A Florida woman who once had been sentenced to 20 years in a case that invoked the state's "stand your ground" law has accepted a plea deal that will see her released from prison in January.

Marissa Alexander of Jacksonville, Fla., was accused of firing what she said was a warning shot at her husband and two of his children during a domestic dispute in 2010. She was charged with three counts of aggravated assault with a deadly weapon, convicted and sentenced under Florida's mandatory minimum guidelines.

The Jacksonville mother once sentenced to 20 years for shooting into a wall will now serve 65 days in county jail and two years under house arrest under a new plea agreement.
 

Marissa Alexander agreed to take a plea deal Monday afternoon. 

She pleaded guilty to three counts of aggravated assault and because she has already served time, she'll only spend 65 more days behind bars.

Fla. Woman Who Fired Gun at Husband Gets New Trial

Sep 26, 2013
Lincoln Alexander / provided to the Associated Press

A Florida woman serving 20 years in prison for firing a shot at her estranged husband during an argument will get a new trial, though she will not be able to invoke a "stand your ground" defense, an appeals court ruled Thursday.

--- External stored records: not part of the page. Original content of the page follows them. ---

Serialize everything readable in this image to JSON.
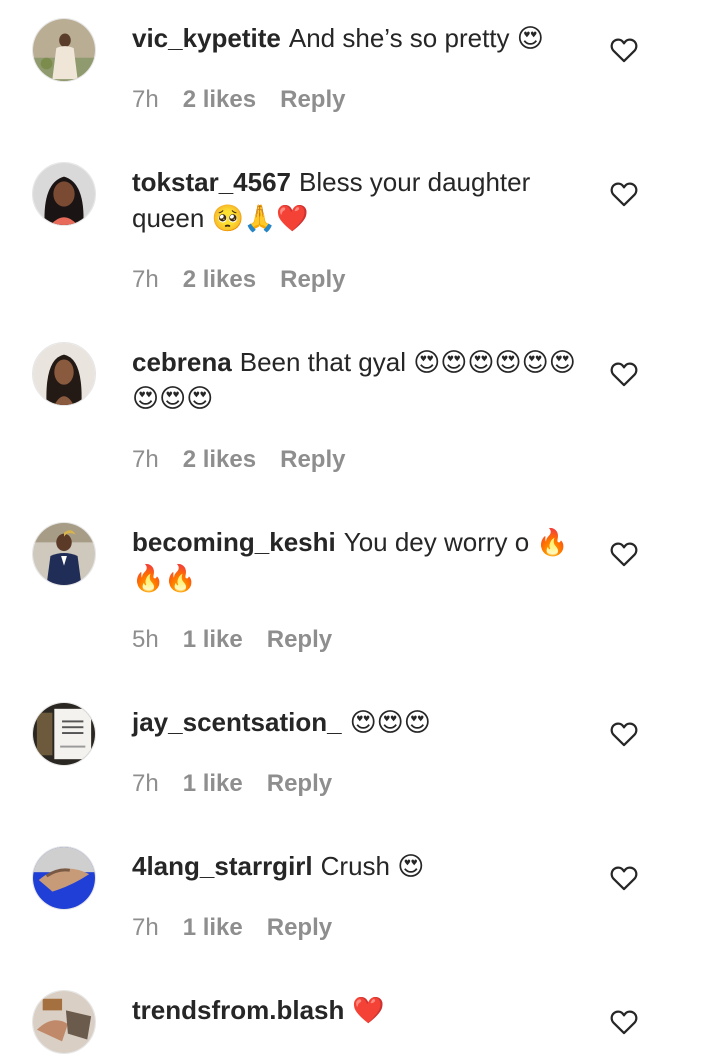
{
  "comments": [
    {
      "username": "vic_kypetite",
      "text": "And she’s so pretty 😍",
      "time": "7h",
      "likes": "2 likes",
      "reply": "Reply"
    },
    {
      "username": "tokstar_4567",
      "text": "Bless your daughter queen 🥺🙏❤️",
      "time": "7h",
      "likes": "2 likes",
      "reply": "Reply"
    },
    {
      "username": "cebrena",
      "text": "Been that gyal 😍😍😍😍😍😍😍😍😍",
      "time": "7h",
      "likes": "2 likes",
      "reply": "Reply"
    },
    {
      "username": "becoming_keshi",
      "text": "You dey worry o 🔥🔥🔥",
      "time": "5h",
      "likes": "1 like",
      "reply": "Reply"
    },
    {
      "username": "jay_scentsation_",
      "text": "😍😍😍",
      "time": "7h",
      "likes": "1 like",
      "reply": "Reply"
    },
    {
      "username": "4lang_starrgirl",
      "text": "Crush 😍",
      "time": "7h",
      "likes": "1 like",
      "reply": "Reply"
    },
    {
      "username": "trendsfrom.blash",
      "text": "❤️"
    }
  ],
  "icons": {
    "like": "heart-outline-icon"
  },
  "colors": {
    "text": "#262626",
    "muted": "#8e8e8e"
  }
}
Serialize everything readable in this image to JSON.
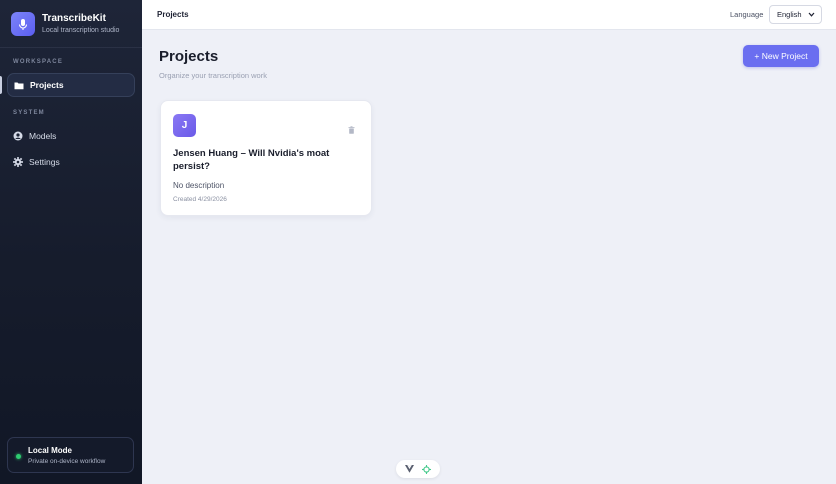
{
  "app": {
    "title": "TranscribeKit",
    "subtitle": "Local transcription studio",
    "logo_icon": "microphone-icon",
    "accent": "#6a6ef0"
  },
  "sidebar": {
    "workspace_label": "WORKSPACE",
    "system_label": "SYSTEM",
    "items": [
      {
        "label": "Projects",
        "icon": "folder-icon",
        "active": true
      },
      {
        "label": "Models",
        "icon": "models-icon",
        "active": false
      },
      {
        "label": "Settings",
        "icon": "gear-icon",
        "active": false
      }
    ],
    "local_mode": {
      "title": "Local Mode",
      "subtitle": "Private on-device workflow",
      "status_color": "#2ecc71"
    }
  },
  "topbar": {
    "breadcrumb": "Projects",
    "language_label": "Language",
    "language_value": "English"
  },
  "main": {
    "title": "Projects",
    "subtitle": "Organize your transcription work",
    "new_button": "+ New Project",
    "projects": [
      {
        "initial": "J",
        "title": "Jensen Huang – Will Nvidia's moat persist?",
        "description": "No description",
        "created": "Created 4/29/2026"
      }
    ]
  },
  "bottom_toolbar": {
    "icons": [
      "vue-devtools-icon",
      "inspector-icon"
    ]
  }
}
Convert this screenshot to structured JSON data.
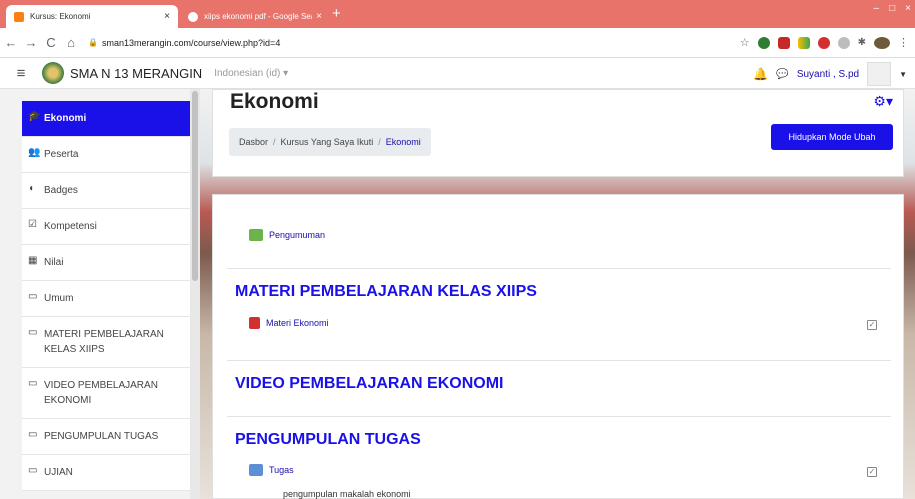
{
  "browser": {
    "tabs": [
      {
        "title": "Kursus: Ekonomi",
        "close": "×"
      },
      {
        "title": "xiips ekonomi pdf - Google Sear",
        "close": "×"
      }
    ],
    "newtab": "+",
    "window_controls": [
      "–",
      "□",
      "×"
    ],
    "nav": {
      "back": "←",
      "forward": "→",
      "reload": "C",
      "home": "⌂"
    },
    "url": "sman13merangin.com/course/view.php?id=4"
  },
  "navbar": {
    "site_name": "SMA N 13 MERANGIN",
    "language": "Indonesian (id) ▾",
    "user_name": "Suyanti , S.pd"
  },
  "sidebar": {
    "items": [
      {
        "icon": "🎓",
        "label": "Ekonomi"
      },
      {
        "icon": "👥",
        "label": "Peserta"
      },
      {
        "icon": "◖",
        "label": "Badges"
      },
      {
        "icon": "☑",
        "label": "Kompetensi"
      },
      {
        "icon": "▦",
        "label": "Nilai"
      },
      {
        "icon": "▭",
        "label": "Umum"
      },
      {
        "icon": "▭",
        "label": "MATERI PEMBELAJARAN KELAS XIIPS"
      },
      {
        "icon": "▭",
        "label": "VIDEO PEMBELAJARAN EKONOMI"
      },
      {
        "icon": "▭",
        "label": "PENGUMPULAN TUGAS"
      },
      {
        "icon": "▭",
        "label": "UJIAN"
      }
    ]
  },
  "header": {
    "title": "Ekonomi",
    "breadcrumb": [
      "Dasbor",
      "Kursus Yang Saya Ikuti",
      "Ekonomi"
    ],
    "edit_button": "Hidupkan Mode Ubah"
  },
  "content": {
    "announcement": "Pengumuman",
    "sections": [
      {
        "title": "MATERI PEMBELAJARAN KELAS XIIPS",
        "activity": "Materi Ekonomi"
      },
      {
        "title": "VIDEO PEMBELAJARAN EKONOMI"
      },
      {
        "title": "PENGUMPULAN TUGAS",
        "activity": "Tugas",
        "description": "pengumpulan makalah ekonomi"
      }
    ]
  },
  "colors": {
    "accent": "#1a11e8",
    "tabbar": "#e8736b"
  }
}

The case of Marissa Alexander, a Jacksonville mother of three, has been used by critics of Florida's "stand your ground" law and mandatory minimum sentences to argue that the state's justice system is skewed against defendants who are black.